Cantlay Weathers the DeChambeau Circus, Claims BMW Championship
It could well have been that the pivotal moment that won the BMW Championship happened before the first ball was even struck.
That's when Patrick Cantlay decided to change the grip on his putter.
This was evident when the FedEx Cup series' second event came down to its two top contestants confirming one of golf's oldest axiom:
- Bryson DeChambeau drove for show, and
- Cantlay putted for dough.
Indeed and verily.
That saying's also as succinct as it gets for describing how Cantlay won the weekend.
Dude was absolute nails with his game on the green. The Strokes Gained stat's been around since 2004, and his +14.58 is now the highest ever achieved.
Cantlay underscored that fact in spades by drilling the playoff winner on the 18th from 18 feet out:
That came at the end of a string of pressure-packed putts that were mandatory if he was gonna neutralize DeChambeau hole after hole.
The Tour's ringmaster kept leaving the door open for Cantlay by failing to capitalize when the rubber met the road on what could've been each closeout green.
The tourney didn't begin that way for DeChambeau, though. Dude ripped up the Caves Valley course for the pasture it was, providing only token resistance to the world's best golfers. Only the extremely careless were punished, and it's absurd that in a featured competition such as the FedEx Cup, every damn player finished under par.
Baltimore's not had a PGA event for 60 years. After this weekend, it'd be justice if they'll be forced to wait 60 more.
Still, chasing 59 is impressive enough and worthy of mention.
DeChambeau woulda done it in Round 1 if it weren't for that pulled putt on 18:
After his outstanding performance with the flat stick earlier in the round, who knew that missed 6-footer would be a harbinger of things to come for the dude whom many on the Tour call the Scientist.
At least he made history. No one on the Tour has ever carded an obscene 27-under for a 261 and not gone home with the hardware.
Center stage was all his for virtually all of the weekend, though, and he basked in it.
Watching him go about a round is sorta like waiting in anticipation of a stack-up in Nascar.
Every time DeChambeau pulls that cannon outta the bag and sets his ball on the tee's second story, no matter how much he claims he's simplified his swing mechanics, every witness knows the whole thing could blow up at any time.
It's like danger is his real business, and he relishes the razor's edge of it all.
Through it all, Cantlay was staying within himself, refusing to be intimidated by DeChambeau's titanic blasts and heroic recoveries.
Or his unfiltered comments, like this one on the 14th, where it's odds-on dude meant no offense but was in his own chaotic world:
While DeChambeau found water twice on the back nine in Round 3, Cantlay was avoiding drama altogether. Maybe his drives were landing half a mile behind DeChambeau's, but they were well-set for manageable approach shots to the greens where he'd been working his magic all weekend.

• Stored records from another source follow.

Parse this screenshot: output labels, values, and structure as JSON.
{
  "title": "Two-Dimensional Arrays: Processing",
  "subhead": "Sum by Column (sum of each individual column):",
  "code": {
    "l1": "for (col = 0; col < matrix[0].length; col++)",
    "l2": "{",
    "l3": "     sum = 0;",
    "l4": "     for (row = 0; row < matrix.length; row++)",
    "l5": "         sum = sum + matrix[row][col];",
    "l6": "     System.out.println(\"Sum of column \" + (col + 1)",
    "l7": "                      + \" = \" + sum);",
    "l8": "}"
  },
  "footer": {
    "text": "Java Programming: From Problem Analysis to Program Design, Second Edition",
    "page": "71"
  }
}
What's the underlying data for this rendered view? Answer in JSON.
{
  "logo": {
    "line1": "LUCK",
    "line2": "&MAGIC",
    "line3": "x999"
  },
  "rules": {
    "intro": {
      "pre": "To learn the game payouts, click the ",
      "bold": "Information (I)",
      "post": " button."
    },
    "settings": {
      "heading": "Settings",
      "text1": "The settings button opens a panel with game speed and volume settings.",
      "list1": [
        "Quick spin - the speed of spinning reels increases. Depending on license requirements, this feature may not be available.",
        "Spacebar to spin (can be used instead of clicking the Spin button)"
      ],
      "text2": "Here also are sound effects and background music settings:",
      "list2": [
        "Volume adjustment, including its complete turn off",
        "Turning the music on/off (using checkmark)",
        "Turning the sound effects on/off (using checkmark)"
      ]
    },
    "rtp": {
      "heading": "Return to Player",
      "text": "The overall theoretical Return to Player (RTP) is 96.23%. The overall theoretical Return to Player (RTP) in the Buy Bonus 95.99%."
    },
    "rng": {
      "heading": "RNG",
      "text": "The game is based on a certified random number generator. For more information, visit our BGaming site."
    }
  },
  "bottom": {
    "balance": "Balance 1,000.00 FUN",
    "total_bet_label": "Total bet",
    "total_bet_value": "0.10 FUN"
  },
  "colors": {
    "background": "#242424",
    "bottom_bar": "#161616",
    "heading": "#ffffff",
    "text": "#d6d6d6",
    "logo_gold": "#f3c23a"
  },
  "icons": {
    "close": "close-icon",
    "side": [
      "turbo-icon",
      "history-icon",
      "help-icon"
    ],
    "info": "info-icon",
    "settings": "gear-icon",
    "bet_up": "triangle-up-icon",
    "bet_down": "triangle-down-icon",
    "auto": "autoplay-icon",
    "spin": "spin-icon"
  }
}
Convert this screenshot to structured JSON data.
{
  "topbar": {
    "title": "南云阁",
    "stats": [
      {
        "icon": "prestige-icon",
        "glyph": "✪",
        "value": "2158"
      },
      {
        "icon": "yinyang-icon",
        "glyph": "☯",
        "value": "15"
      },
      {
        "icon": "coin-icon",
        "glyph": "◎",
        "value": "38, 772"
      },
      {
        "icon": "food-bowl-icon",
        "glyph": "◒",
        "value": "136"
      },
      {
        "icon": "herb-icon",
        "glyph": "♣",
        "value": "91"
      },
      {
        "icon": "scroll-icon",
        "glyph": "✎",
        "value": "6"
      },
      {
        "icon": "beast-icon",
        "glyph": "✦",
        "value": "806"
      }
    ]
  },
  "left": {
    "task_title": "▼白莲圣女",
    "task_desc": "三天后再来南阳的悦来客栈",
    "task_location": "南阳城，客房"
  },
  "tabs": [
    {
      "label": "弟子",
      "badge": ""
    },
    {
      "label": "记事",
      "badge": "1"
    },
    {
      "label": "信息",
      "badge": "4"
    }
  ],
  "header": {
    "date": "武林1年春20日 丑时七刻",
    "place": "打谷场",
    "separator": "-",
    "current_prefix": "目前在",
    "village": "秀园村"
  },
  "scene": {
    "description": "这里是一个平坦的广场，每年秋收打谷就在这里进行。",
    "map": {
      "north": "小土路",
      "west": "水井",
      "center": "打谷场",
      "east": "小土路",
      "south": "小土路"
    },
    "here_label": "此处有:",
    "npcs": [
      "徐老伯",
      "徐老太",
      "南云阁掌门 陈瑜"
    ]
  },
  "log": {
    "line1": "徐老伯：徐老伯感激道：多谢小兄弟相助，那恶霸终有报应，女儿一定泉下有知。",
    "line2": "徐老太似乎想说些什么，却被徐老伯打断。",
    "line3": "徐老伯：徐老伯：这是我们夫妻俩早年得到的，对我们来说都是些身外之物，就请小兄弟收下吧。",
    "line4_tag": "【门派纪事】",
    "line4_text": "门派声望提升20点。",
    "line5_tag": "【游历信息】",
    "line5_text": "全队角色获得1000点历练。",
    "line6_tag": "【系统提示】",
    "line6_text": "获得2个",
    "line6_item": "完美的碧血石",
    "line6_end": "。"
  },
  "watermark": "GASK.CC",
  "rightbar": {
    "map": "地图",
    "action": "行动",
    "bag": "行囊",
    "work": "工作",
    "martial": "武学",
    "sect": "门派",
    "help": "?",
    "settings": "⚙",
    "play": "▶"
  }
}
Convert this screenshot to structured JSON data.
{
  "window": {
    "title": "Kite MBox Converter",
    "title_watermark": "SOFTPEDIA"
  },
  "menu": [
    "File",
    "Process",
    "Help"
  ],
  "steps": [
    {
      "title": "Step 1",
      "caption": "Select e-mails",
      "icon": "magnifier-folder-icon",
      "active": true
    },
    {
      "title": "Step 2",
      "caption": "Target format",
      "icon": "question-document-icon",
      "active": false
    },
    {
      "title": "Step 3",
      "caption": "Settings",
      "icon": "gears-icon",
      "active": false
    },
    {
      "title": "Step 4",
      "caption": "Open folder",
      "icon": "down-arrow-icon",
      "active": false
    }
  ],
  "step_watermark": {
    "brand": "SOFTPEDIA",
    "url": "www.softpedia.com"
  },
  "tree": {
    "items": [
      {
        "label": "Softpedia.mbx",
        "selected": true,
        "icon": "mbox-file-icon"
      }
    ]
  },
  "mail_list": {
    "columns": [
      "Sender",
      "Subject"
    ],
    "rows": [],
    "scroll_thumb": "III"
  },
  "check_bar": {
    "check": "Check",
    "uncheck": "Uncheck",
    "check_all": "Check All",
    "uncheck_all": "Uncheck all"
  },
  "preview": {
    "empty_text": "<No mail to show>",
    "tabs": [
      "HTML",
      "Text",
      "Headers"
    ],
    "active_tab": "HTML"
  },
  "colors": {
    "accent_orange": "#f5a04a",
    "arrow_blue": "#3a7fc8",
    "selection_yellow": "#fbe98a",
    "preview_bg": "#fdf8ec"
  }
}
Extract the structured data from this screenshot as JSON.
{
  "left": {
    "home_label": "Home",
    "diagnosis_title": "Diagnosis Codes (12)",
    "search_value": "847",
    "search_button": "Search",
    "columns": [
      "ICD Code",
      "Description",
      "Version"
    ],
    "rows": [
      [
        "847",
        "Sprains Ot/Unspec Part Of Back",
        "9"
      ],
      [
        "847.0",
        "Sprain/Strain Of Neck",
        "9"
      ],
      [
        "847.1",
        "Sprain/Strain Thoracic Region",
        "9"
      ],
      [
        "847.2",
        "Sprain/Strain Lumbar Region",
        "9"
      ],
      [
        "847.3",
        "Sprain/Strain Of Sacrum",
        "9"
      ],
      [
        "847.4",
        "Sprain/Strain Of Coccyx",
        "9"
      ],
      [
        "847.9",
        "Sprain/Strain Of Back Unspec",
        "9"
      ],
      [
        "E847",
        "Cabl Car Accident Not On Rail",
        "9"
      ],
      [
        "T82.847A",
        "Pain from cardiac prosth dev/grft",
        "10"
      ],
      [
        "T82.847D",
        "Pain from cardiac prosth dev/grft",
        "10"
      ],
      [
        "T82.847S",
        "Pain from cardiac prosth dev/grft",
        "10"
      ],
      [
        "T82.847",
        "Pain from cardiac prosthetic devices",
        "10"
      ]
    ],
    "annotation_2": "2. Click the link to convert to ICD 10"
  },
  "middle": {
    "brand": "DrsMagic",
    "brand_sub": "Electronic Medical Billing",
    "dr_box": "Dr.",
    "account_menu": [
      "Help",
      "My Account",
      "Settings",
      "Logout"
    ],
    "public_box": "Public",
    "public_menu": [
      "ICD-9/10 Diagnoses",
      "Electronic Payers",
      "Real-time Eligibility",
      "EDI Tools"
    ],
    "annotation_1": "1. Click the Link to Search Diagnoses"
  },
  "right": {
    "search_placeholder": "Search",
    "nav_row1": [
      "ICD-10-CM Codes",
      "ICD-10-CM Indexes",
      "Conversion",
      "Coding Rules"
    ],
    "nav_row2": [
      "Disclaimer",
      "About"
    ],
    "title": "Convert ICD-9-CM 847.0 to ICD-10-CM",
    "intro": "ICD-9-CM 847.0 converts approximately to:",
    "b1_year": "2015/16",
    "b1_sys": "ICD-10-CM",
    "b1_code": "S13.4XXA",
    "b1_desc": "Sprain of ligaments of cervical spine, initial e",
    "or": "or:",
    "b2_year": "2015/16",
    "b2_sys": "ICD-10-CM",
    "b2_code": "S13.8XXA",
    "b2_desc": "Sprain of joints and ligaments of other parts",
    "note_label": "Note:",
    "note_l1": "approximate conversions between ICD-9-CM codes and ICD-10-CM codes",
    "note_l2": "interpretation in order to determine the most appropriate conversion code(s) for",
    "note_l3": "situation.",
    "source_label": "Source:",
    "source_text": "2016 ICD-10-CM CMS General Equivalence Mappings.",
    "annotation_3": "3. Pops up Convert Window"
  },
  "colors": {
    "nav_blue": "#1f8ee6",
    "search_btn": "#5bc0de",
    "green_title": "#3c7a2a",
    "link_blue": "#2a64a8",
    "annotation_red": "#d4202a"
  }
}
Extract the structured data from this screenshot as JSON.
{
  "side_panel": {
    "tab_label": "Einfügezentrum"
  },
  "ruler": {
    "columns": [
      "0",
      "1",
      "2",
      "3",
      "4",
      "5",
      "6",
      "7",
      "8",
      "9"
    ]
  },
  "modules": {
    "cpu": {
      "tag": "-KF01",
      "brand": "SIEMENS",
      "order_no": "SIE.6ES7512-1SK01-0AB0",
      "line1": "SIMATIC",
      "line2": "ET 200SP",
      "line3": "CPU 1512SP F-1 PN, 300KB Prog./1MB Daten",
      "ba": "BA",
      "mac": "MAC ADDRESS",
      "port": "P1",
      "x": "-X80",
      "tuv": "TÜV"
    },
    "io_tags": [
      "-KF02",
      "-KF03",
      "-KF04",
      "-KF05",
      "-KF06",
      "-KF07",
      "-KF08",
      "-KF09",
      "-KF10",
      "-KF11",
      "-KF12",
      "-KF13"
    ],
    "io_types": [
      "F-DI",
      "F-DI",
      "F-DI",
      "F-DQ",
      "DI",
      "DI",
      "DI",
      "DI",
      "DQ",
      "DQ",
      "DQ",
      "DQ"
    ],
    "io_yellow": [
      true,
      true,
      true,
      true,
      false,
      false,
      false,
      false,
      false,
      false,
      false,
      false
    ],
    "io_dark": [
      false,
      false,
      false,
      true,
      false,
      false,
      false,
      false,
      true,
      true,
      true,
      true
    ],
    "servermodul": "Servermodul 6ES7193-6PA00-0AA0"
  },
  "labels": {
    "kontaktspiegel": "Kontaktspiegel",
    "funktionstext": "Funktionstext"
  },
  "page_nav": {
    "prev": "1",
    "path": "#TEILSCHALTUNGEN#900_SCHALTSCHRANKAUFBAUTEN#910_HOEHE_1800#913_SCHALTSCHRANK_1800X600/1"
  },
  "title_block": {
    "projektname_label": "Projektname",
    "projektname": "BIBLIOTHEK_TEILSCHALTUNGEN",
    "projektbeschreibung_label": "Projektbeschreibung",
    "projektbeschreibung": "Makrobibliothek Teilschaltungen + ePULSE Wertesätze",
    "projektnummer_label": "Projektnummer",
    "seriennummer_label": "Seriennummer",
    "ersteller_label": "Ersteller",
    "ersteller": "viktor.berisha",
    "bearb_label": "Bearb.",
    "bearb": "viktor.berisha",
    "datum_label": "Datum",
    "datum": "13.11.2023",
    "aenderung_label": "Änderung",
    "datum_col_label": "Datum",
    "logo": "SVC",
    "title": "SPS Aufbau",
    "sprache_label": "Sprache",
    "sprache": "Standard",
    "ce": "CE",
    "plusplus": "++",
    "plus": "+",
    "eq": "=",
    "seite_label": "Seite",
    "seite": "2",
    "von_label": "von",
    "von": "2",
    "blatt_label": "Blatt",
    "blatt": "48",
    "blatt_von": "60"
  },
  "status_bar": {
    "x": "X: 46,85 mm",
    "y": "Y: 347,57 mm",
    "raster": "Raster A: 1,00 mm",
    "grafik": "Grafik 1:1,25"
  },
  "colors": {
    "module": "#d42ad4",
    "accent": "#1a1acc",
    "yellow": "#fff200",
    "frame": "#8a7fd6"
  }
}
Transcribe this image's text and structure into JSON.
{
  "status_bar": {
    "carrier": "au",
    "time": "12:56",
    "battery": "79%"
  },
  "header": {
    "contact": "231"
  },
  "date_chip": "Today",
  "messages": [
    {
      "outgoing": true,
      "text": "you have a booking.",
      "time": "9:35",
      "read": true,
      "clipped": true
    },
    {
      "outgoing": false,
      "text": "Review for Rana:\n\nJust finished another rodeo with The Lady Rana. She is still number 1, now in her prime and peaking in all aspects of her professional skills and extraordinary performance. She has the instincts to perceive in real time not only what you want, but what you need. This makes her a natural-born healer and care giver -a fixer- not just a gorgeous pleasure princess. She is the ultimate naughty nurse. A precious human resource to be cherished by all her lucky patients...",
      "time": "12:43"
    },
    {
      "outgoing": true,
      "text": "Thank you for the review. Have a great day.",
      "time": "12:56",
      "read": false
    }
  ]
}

Dudes were either knotted up or within a stroke of each other for most of Round 4, through good times and bad
The latter was evident on the 17th hole, where Cantlay inexplicably bounced into the drink, whereupon DeChambeau countered with a foible of his own, ie- a just as inexplicable fluffed chip:
From that point onward -- the 18th through six thrilling playoff holes -- it was all about DeChambeau having chance after chance to put his steady nemesis away.
Cantlay survived every challenge, though, compliments of his cold-blooded putting accuracy:
Finally, he could give that white-hot Scotty Cameron Phantom X5 a well-deserved rest after it negotiated 537 feet of putting efficiency.
Cantlay will do it with a newly-anointed nickname, too: Patty Ice.
Some of those fans, though, got a tad too loud in their jeering of DeChambeau, which has been following him around for a while.
Dude likes to be loved, but sports can use a few villains to spice things up every now and then. Whether he likes it or not, some think he's one of them. Unfortunately, a few of those fans are pushing the envelope too far.
One of them, in fact, got close to being up close and personal as a result. That can't happen, either.
Anyway, now it's on to the the Tour's grand finale, on a course deserving of hosting such an occasion, and after the field's been winnowed from 125 to 30 with a staggered start, there's no doubting it will be.